$$ f_{k,j,S}: (L^k, W^j) \to ([L] \to \mathbb{N}) $$

This is a poor-man’s approach to handling agreement, but it works surprisingly well. Setting $j=1$ eliminates most obvious agreement errors.

This is the best model I’ve tried so far, and is the default on the site.


We ultimately considered 4 models:

  1. Word frequencies
  2. Markov chains
  3. Probabilistic generative grammars
  4. PGGs enhanced by a Markov model

We found that language is not just a salad of words which occur with varying frequencies. We verified that a Markov chain model does not tend to produce grammatically reasonable sentences.

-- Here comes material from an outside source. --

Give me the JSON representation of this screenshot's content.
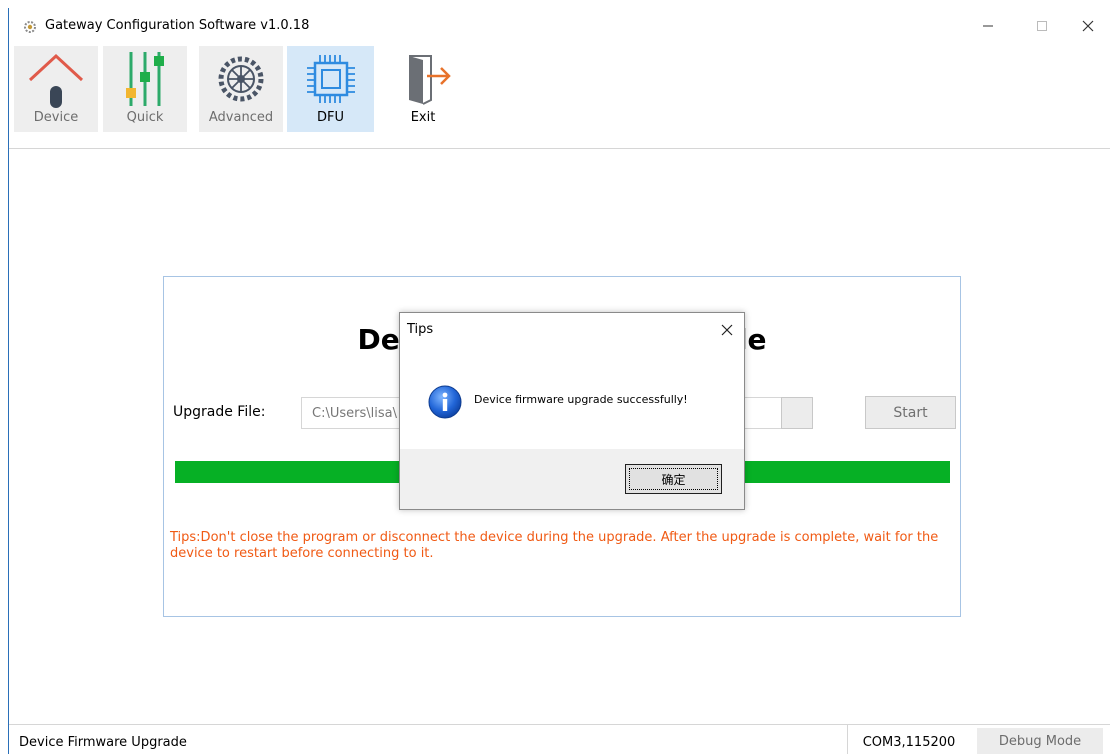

We moved on to probabilistic generative grammars and found that because grammatical classes alone do not map well to grammatical functions, PGG sentence generation doesn’t produce grammatically reasonable sentences. However, we also found that by conditioning our PGG on the grammatical class of each node, together with its ancestors, more correct sentences were produced. Finally, we reincorporated a Markov model in order to account for morphological agreement in English.

Credits & Further Investigation

While I’m excited about this project because it treats language generation as a tree generation problem rather than a sentence generation problem, I’m less excited about some of the compromises made along the way (approximating grammatical function by ancestry chains of grammatical classes and using a Markov approach to handle agreement). It’d be cool to revisit these issues and develop ore satisfying resolutions.

I also want to acknowledge a few people who worked on this as well. Tim Middlemas implemented the first, Markov chain approach with me, and the rest of the work with generative grammars was all based on an idea from Michael Sheely.

You can find a site with a online version of the generators here and the source for the project here. The data is not online, but if you want to get a hold of it, let me know.

  1. The precise definition of a Markov process is slightly different: that the probability of each event can be determined by some finite amount of state stored in the process. This isn’t quite equivalent to the definition we give, but it’s close. ↩︎

  2. It’s in fact so easy to implement that it’s an assignment for the first computer science class at Mudd. We, of course, re-implemented it for fun. ↩︎

  3. Of course, the Stanford parser isn’t perfect, but we hoped that its errors wouldn’t lead to poor sentence generation. ↩︎

  4. For those interested, I’d recommend reading up on X-Bar syntax, the Minimalist Program, and movement rules. I have a textbook I can lend you if you want. ↩︎